* Article titles in AMA citation format should be in sentence-case
TY - JOUR T1 - Infant and young child feeding in the Peruvian Amazon: the need to promote exclusive breastfeeding and nutrient-dense traditional complementary foods. AU - Roche,Marion L, AU - Creed-Kanashiro,Hilary M, AU - Tuesta,Irma, AU - Kuhnlein,Harriet V, Y1 - 2010/01/21/ PY - 2011/6/22/entrez PY - 2011/6/22/pubmed PY - 2011/10/28/medline SP - 284 EP - 94 JF - Maternal & child nutrition JO - Matern Child Nutr VL - 7 IS - 3 N2 - The study objective was to understand the role of traditional Awajún foods in dietary quality and the potential impacts on growth of Awajún infants and young children 0-23 months of age. Research took place in April and May of 2004, along the Cenepa River in six Awajún communities. Anthropometry estimated nutritional status for 32 infants (0-23 months). Repeat dietary recalls and infant feeding histories were completed with 32 mothers. Adequacy of the complementary foods was compared with World Health Organization guidelines. Anthropometry indicated a high prevalence of stunting (39.4% of infants and young children), with nutritional status declining with age. Half of the Awajún mothers practised exclusive breastfeeding. Dietary recalls and infant food histories suggested that many of the infants were getting adequate nutrition from complementary foods and breastfeeding; however, there was variation in breastfeeding and complementary feeding practices among the mothers. Complementary feeding for young children 12-23 months generally met nutrient recommendations, but mean intakes for iron, zinc, calcium and vitamin A were inadequate in infants 6-11 months. Traditional foods provided 85% of energy and were more nutrient dense than market foods.
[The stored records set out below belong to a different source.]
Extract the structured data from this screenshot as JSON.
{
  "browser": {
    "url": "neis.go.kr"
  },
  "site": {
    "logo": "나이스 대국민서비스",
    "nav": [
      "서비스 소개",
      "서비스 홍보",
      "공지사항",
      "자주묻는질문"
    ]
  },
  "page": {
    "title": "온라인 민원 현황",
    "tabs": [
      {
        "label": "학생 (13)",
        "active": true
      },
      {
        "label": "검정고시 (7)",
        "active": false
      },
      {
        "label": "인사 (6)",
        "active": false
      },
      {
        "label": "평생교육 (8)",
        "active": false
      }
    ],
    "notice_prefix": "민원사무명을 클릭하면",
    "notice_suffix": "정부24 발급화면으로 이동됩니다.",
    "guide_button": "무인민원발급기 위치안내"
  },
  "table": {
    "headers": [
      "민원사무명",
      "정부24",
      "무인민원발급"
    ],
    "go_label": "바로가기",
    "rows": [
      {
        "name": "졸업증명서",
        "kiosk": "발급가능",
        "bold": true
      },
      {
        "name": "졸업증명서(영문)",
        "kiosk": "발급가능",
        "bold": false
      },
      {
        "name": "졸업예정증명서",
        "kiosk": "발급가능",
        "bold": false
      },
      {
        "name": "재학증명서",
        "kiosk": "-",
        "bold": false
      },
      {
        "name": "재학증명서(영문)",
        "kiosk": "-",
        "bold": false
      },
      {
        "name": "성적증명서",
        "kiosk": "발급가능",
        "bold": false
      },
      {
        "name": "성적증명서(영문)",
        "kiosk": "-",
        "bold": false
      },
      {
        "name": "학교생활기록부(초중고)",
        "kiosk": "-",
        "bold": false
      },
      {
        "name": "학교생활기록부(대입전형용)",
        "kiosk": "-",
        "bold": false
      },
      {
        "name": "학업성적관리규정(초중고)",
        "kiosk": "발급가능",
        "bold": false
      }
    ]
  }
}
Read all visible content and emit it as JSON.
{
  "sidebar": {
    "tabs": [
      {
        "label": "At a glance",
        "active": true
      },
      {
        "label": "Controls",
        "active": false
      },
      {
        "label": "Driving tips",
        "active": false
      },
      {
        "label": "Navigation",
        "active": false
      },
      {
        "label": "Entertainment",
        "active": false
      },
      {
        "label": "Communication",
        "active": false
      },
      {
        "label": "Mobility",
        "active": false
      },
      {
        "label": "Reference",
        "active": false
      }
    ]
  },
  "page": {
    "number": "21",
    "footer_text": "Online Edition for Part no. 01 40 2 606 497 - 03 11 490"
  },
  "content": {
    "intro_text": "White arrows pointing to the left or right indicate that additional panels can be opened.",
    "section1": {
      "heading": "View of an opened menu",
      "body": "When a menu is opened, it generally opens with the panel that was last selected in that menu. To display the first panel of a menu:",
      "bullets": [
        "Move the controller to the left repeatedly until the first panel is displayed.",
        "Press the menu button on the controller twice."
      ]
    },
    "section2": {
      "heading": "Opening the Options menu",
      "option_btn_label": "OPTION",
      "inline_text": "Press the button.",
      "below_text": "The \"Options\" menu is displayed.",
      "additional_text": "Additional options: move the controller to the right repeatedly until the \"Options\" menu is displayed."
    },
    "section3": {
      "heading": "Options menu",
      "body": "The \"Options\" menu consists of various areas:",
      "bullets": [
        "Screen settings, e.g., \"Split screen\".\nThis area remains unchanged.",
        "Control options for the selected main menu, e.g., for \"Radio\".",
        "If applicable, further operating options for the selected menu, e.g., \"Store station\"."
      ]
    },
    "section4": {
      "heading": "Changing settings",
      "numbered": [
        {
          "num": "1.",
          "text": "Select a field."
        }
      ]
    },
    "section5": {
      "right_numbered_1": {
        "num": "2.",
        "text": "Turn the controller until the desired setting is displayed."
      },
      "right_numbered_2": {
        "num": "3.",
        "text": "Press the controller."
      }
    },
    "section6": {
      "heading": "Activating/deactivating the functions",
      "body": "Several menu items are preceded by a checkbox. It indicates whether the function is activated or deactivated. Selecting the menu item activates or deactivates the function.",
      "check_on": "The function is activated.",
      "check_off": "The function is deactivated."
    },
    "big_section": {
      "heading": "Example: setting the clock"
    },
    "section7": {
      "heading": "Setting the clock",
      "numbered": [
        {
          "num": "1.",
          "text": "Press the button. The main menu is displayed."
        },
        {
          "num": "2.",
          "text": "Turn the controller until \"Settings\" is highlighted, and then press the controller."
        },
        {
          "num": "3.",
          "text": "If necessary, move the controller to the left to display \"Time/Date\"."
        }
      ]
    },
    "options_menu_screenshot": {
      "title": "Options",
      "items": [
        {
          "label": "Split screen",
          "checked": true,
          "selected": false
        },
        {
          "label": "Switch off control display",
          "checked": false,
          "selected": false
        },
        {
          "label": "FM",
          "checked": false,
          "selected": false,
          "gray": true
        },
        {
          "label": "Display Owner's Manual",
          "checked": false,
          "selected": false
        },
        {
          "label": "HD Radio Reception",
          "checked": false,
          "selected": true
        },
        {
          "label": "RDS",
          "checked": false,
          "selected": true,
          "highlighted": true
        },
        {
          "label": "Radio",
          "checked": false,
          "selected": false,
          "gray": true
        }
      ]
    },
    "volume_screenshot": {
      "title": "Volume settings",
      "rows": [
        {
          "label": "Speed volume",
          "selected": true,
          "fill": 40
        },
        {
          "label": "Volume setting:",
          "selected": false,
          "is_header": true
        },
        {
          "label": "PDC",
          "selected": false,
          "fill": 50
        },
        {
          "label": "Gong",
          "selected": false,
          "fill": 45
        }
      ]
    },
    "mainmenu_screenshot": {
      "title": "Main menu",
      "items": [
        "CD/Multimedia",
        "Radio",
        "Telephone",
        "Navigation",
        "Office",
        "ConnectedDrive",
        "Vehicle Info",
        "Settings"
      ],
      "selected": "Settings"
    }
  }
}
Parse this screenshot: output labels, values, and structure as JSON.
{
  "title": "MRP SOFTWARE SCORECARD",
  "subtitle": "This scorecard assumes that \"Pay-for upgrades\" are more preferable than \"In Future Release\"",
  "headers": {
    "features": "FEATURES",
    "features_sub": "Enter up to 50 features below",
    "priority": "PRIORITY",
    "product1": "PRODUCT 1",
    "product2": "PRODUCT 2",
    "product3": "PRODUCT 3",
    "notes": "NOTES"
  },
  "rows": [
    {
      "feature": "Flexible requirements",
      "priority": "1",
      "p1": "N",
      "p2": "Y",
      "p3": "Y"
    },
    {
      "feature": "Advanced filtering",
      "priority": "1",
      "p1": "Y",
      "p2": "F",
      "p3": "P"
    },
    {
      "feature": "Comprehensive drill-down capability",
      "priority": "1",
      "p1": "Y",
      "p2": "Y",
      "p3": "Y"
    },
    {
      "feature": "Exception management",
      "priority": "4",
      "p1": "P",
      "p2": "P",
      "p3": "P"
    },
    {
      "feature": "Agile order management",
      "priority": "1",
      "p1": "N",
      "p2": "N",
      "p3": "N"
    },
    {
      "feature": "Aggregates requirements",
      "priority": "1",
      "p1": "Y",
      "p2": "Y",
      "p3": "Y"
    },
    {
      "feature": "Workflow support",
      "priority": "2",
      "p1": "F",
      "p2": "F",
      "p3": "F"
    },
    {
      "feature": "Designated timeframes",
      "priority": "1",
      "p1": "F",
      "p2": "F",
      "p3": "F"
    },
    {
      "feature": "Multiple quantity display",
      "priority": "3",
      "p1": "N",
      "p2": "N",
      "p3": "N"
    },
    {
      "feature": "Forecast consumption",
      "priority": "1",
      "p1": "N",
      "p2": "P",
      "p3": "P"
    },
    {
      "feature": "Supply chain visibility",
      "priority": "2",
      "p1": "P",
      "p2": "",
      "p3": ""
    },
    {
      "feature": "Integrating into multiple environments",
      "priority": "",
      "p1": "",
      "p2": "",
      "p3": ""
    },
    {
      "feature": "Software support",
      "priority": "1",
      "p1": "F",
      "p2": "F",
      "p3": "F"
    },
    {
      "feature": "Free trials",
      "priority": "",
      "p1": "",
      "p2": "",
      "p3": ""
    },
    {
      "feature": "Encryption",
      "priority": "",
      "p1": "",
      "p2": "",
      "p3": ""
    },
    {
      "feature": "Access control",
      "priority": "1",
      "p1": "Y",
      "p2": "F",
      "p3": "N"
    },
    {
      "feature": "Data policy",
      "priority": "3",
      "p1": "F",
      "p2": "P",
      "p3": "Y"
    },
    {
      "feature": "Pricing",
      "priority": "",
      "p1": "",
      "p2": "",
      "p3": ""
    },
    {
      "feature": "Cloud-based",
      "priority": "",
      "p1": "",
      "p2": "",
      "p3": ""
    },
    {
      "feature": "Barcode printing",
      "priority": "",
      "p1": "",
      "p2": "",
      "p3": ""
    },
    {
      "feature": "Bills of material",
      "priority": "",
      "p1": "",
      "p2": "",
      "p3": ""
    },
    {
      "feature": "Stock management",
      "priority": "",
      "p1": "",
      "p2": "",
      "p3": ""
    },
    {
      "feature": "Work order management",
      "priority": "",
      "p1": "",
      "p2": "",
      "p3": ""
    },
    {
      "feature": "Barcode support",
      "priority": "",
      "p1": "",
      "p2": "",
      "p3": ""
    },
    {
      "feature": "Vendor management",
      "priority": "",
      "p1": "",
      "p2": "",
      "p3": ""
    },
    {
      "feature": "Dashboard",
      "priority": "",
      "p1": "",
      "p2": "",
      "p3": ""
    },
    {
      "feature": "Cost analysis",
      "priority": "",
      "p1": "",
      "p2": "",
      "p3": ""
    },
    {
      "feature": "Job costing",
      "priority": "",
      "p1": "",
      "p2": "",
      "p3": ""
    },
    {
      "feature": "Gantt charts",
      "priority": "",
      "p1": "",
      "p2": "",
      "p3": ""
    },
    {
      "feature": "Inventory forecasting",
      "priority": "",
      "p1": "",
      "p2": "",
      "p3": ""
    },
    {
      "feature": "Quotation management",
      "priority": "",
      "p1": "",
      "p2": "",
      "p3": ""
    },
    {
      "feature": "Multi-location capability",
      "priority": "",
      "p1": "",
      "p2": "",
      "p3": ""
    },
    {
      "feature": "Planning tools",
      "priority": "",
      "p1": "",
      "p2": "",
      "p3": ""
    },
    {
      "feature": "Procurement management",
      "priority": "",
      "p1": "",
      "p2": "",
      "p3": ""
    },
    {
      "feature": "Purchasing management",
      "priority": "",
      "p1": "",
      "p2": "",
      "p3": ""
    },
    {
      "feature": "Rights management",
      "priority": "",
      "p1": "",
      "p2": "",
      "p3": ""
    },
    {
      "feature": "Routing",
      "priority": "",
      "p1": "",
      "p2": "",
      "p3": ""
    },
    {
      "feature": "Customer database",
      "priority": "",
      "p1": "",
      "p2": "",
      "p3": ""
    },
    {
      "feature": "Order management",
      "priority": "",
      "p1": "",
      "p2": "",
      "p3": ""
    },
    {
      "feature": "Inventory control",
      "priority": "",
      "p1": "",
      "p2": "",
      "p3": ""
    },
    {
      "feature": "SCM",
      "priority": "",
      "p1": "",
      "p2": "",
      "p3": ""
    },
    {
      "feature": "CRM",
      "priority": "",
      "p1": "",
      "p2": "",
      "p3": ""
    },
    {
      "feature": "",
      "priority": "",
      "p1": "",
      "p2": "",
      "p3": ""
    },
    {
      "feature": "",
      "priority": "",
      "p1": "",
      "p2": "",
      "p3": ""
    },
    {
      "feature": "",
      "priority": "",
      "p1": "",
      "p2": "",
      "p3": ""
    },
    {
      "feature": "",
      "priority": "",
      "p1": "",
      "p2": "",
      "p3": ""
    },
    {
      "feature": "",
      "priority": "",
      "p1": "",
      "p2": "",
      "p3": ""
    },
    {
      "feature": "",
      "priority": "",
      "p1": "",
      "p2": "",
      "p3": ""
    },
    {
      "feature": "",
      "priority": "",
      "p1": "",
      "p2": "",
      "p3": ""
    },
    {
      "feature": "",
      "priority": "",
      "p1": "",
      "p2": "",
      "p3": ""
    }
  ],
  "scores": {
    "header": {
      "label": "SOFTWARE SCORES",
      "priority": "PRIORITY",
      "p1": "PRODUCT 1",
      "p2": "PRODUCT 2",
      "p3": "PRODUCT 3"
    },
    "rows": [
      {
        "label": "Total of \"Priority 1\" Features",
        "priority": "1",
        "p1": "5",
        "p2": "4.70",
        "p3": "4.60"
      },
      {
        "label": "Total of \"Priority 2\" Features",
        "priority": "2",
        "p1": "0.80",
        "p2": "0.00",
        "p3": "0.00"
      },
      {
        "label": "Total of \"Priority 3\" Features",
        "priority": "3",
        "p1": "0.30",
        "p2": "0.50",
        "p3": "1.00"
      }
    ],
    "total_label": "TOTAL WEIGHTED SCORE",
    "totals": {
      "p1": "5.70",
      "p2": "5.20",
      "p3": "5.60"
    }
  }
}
Appropriate infant and complementary feeding was found among some women; however, given the range of feeding practices and introduction of market foods, health promotion targeting infant and young child feeding is warranted. SN - 1740-8709 UR - https://www.unboundmedicine.com/medline/citation/21689271/Infant_and_young_child_feeding_in_the_Peruvian_Amazon:_the_need_to_promote_exclusive_breastfeeding_and_nutrient_dense_traditional_complementary_foods_ L2 - https://doi.org/10.1111/j.1740-8709.2009.00234.x DB - PRIME DP - Unbound Medicine ER -